WORK TO BE COMPLETED – Copy every line below where the string "Details" is found.

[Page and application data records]
· · · · · · ·

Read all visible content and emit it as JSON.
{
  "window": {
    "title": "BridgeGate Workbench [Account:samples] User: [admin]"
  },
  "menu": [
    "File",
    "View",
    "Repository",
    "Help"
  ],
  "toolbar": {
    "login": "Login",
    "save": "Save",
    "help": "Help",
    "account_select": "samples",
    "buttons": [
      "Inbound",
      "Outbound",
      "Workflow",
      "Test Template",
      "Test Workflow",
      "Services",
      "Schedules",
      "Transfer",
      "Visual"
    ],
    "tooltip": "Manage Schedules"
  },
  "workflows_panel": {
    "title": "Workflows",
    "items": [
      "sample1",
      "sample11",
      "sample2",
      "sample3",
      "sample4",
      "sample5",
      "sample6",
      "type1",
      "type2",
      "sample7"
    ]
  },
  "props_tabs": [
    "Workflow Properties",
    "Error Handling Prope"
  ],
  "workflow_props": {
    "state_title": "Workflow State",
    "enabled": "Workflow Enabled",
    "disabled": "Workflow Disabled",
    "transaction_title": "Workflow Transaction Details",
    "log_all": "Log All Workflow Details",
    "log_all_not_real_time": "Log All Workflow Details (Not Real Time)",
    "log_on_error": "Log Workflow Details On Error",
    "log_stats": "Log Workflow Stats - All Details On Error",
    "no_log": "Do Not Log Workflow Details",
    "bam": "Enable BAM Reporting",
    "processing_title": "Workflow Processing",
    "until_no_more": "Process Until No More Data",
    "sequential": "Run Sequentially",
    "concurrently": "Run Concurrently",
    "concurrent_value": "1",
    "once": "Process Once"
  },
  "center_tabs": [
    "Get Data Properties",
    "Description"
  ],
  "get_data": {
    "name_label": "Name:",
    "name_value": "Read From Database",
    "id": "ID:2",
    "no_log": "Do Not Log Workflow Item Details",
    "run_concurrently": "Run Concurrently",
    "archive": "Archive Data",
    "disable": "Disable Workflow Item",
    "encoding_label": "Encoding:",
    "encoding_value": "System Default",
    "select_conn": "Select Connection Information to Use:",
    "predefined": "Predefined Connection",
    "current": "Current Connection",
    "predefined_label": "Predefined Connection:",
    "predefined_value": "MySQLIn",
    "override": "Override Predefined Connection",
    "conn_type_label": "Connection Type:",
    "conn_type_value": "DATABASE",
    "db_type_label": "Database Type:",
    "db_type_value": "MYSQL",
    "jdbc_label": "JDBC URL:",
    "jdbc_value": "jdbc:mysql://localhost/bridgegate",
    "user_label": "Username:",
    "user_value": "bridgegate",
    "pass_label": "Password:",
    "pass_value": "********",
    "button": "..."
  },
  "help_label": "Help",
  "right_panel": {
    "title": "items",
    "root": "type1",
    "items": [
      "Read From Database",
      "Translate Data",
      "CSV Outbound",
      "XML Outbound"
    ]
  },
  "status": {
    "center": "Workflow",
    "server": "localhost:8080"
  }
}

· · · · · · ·

SOLUTION TO THIS PROBLEM –
    "transaction_title": "Workflow Transaction Details",
    "log_all": "Log All Workflow Details",
    "log_all_not_real_time": "Log All Workflow Details (Not Real Time)",
    "log_on_error": "Log Workflow Details On Error",
    "log_stats": "Log Workflow Stats - All Details On Error",
    "no_log": "Do Not Log Workflow Details",
    "no_log": "Do Not Log Workflow Item Details",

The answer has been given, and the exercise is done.